I sent all state senators and Republican state representatives (I'll explain why only the GOP in a moment.) the letter shown in my blog (on March 30, 2011) on Sunday night, April 3rd. I was surprised, pleased, and relieved to hear from some of them THAT night! By Monday at noon I'd heard from 7 representatives. Of course, a couple of them wanted to help me find MY home rep. Two additional reps have emailed me back along with ONE senator and one US senator, not sure how HE got my letter. GOP representatives received emails because the Democratic Representatives did not have a single email address to send a message. A whole form had to be filled out to contact them. Maybe to discourage doing exactly what I did. BUT I really felt the whole bunch of legislators needed to know that their vote affects all Pennsylvanians. I asked those who wrote lengthy or informational missives if I could quote them. I promised- no permission, no publication.

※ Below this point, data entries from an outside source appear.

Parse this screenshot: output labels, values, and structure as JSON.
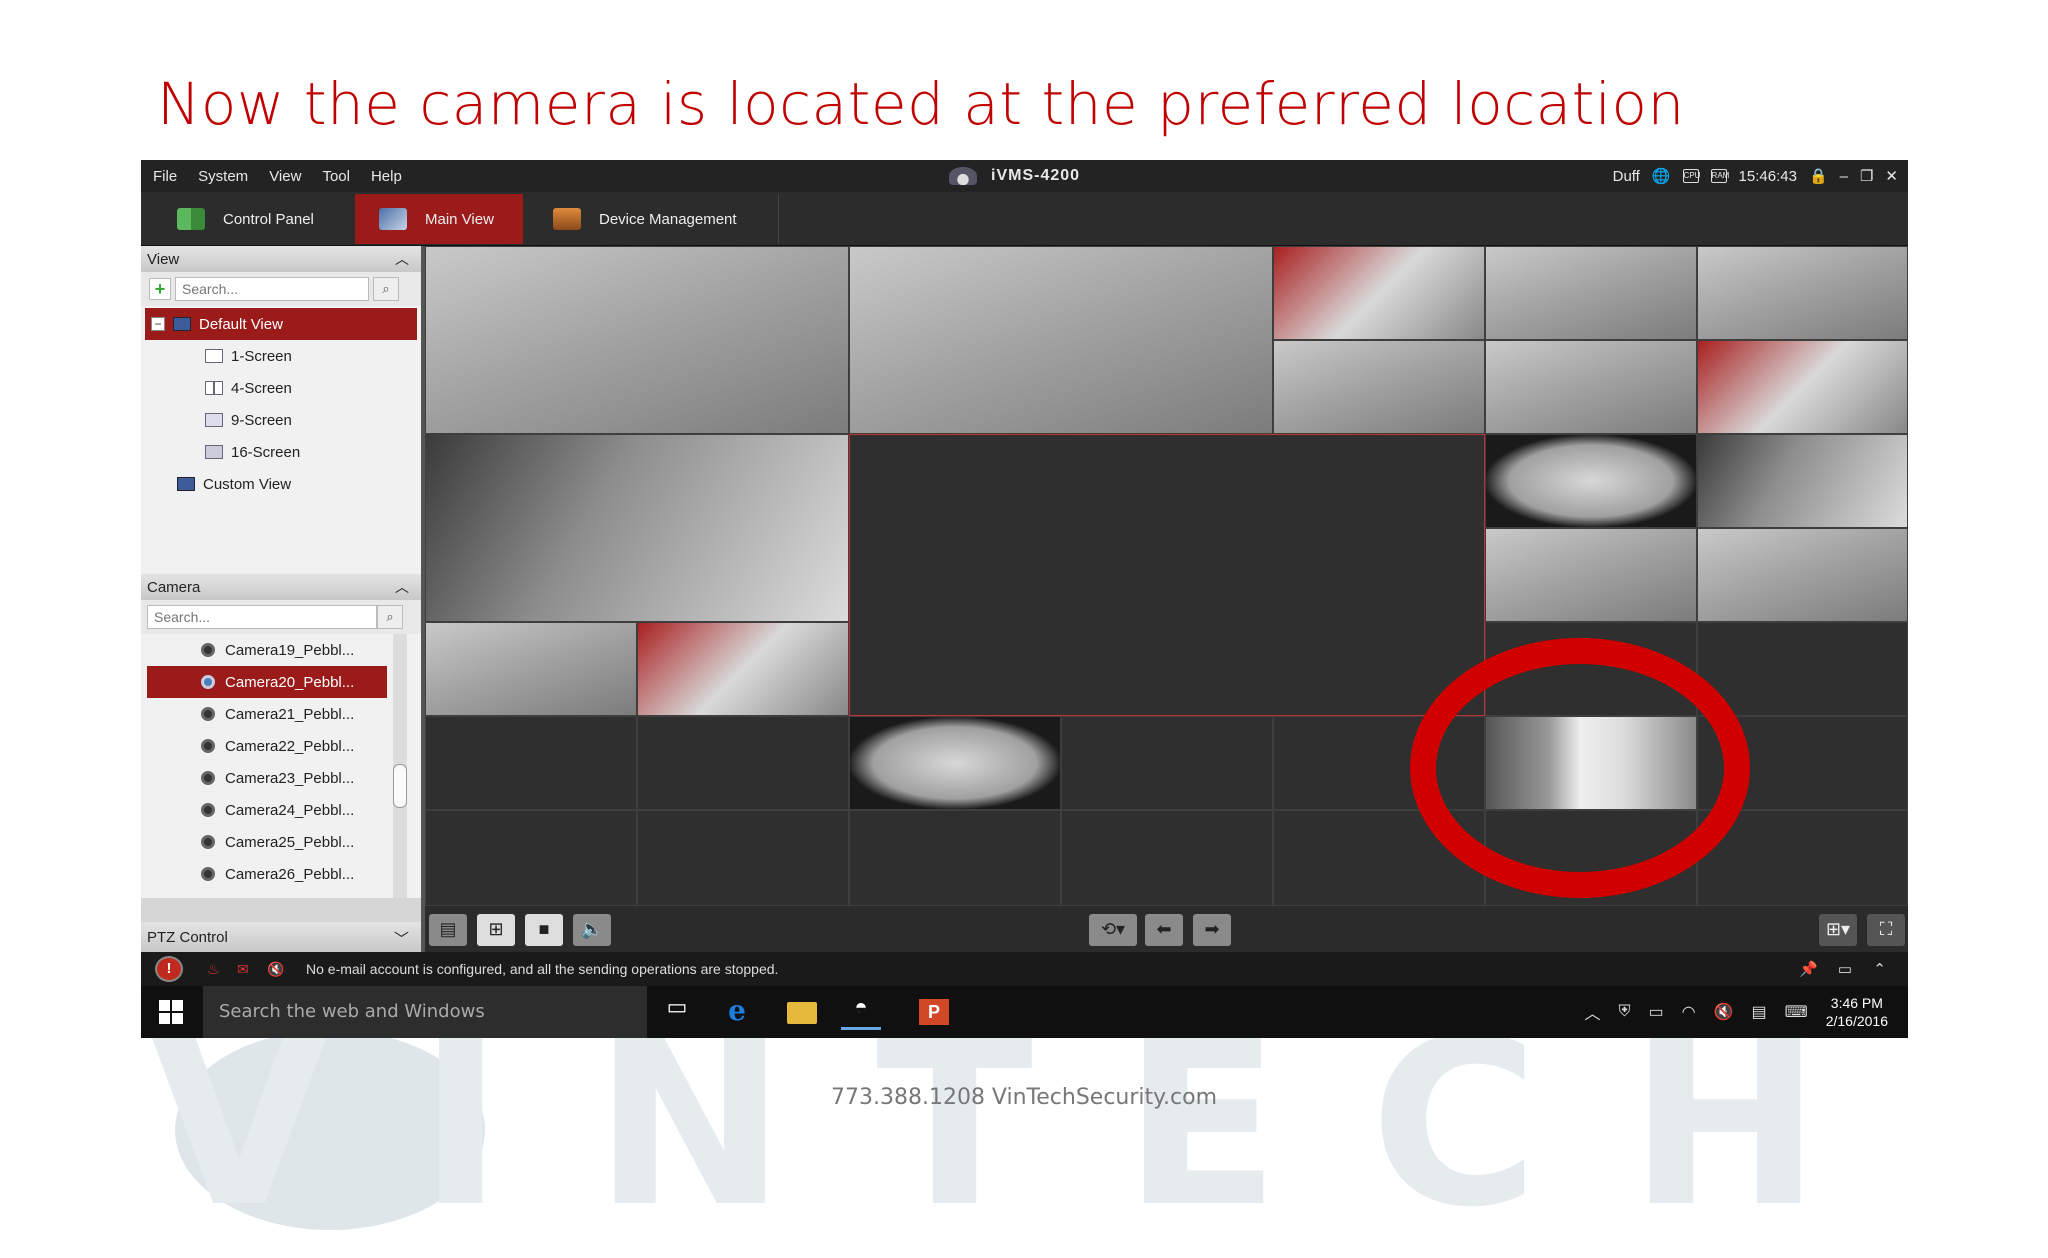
{
  "slide": {
    "title": "Now the camera is located at the preferred location",
    "footer": "773.388.1208   VinTechSecurity.com",
    "watermark": "VINTECH"
  },
  "app": {
    "menus": [
      "File",
      "System",
      "View",
      "Tool",
      "Help"
    ],
    "title": "iVMS-4200",
    "user": "Duff",
    "time": "15:46:43",
    "window_controls": [
      "lock-icon",
      "minimize-icon",
      "restore-icon",
      "close-icon"
    ]
  },
  "tabs": [
    {
      "label": "Control Panel",
      "active": false
    },
    {
      "label": "Main View",
      "active": true
    },
    {
      "label": "Device Management",
      "active": false
    }
  ],
  "view_panel": {
    "header": "View",
    "search_placeholder": "Search...",
    "items": [
      {
        "label": "Default View",
        "selected": true
      },
      {
        "label": "1-Screen"
      },
      {
        "label": "4-Screen"
      },
      {
        "label": "9-Screen"
      },
      {
        "label": "16-Screen"
      },
      {
        "label": "Custom View"
      }
    ]
  },
  "camera_panel": {
    "header": "Camera",
    "search_placeholder": "Search...",
    "cameras": [
      {
        "label": "Camera19_Pebbl...",
        "selected": false
      },
      {
        "label": "Camera20_Pebbl...",
        "selected": true
      },
      {
        "label": "Camera21_Pebbl...",
        "selected": false
      },
      {
        "label": "Camera22_Pebbl...",
        "selected": false
      },
      {
        "label": "Camera23_Pebbl...",
        "selected": false
      },
      {
        "label": "Camera24_Pebbl...",
        "selected": false
      },
      {
        "label": "Camera25_Pebbl...",
        "selected": false
      },
      {
        "label": "Camera26_Pebbl...",
        "selected": false
      }
    ]
  },
  "ptz": {
    "label": "PTZ Control"
  },
  "status": {
    "message": "No e-mail account is configured, and all the sending operations are stopped."
  },
  "taskbar": {
    "search_placeholder": "Search the web and Windows",
    "time": "3:46 PM",
    "date": "2/16/2016"
  },
  "colors": {
    "title_red": "#c00000",
    "active_tab": "#9b1b1b",
    "highlight_circle": "#d00000"
  }
}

So I will not be able to name any legislators here except that none of them are Scott Hutchinson- my legislator from whom I have not heard.
The Good News: Most of these quotes are part of a longer email.
"We are very early in the budget process with hearings and testimony of the various departments being conducted as of this communication. I expect many changes and amendments prior to final passage."
I thought we were close to the budget being approved. So this brief email actually helped ease some tension.
"The changes that are proposed to the Basic Education Funding formula are a major topic of discussion right now and it is likely to change through the legislative process before a budget is enacted."
Again this is a B12 shot in the arm. Outside of the Harrisburg hub it's hard to know what is a "major topic" for those on public duty there.
"I also believe, however, that the Governor's recent budget proposal falls well short of its stated goal of "shared sacrifice" due to the economic recession and the state's weakened fiscal condition."
This also shows it's still early and there's time to rectify inequities.
Most responses show sincere dedication to all the people of Pennsylvania. Some were just the same political rhetoric used on the campaign trail. That's depressing. Thankfully that was only one or two responses- (Senators).
The Not-As-Good News
"We must keep in mind that dollars do not always equal quality when it comes to education." I do agree with that statement. I think what happens is those schools without budget issues get "new" technology, new programs, and just new stuff and the other districts think THEY need those things, too. Read Three Cups of Tea by Greg Mortenson to understand how little IS necessary to learn if the desire TO learn is present.
"Based on your comments I don't believe you are a constituent of my legislative district."
I think this is amusing because that means this is a representative of an affluent district- exactly who I hoped to reach! Some research showed that one school district in this representative's area had 0% student poverty concentration! "...but this representative was my favorite respondent. Very courteous replies and complete honesty made that representative earn my respect.
The Bad News
"Governor Tom Corbett laid out his budget proposal on March 8, 2011, and he called for several reforms that will move our educational system from system-centered to student-centered."
That has me intrigued. Having taught elementary school for 11 years ('90-2001)I never had a DAY that was NOT student-centered. I wonder if that means a movement away from teaching just to score well on one test (PSSAs)? I don't mean to be disrespectful but who is working on these reforms??? What research are they basing it on??? Yikes!
"Your message doesn't indicate where you are from, so I'm having trouble understanding your points, because the districts I represent clearly are not among some of the high poverty areas of the state." Ooooo, this sentence just rankles me. Here is a passage from my letter:
It is my understanding that a certain formula was used to determine the
amount of money each school district would receive in 2011-2012 based on the
2010-2011 Basic Education Funding allocation of state dollars. During this
time, 2010-2011, federal stimulus monies were divvied among the PA districts
with the most poverty and highest property taxes, which includes us. The
state, in turn, then reduced their allocation of funding to these districts.
Therefore the federal stimulus money was not additional money. It was simply
replacing previously budgeted state money for these districts. Now that the
federal stimulus money is no longer available the stimulus amount should not
be considered as part of the state's 2010-2011 state education funding
total. It is a significant difference and should be considered when
determining state education budget cuts.
I tried to be as clear and specific as I could. And obviously OTHER representatives were able to understand my points! I think some remedial legislator training is necessary. So it didn't help when the closing to this brief email was, "Sent from my iPad" Then the legislator's name. Now, maybe iPad automatically does that before someone types their name. So I can't rush to judgment.
Overall, the time spent doing all this was worth it. Even though it was only a few responses I have a better sense of what is happening with the state budget. I added a paragraph about the Marcellus Shale issues but will do a separate blog about that.
Sent from my Dell Laptop
No, that closing definitely stinks. I'll stick with...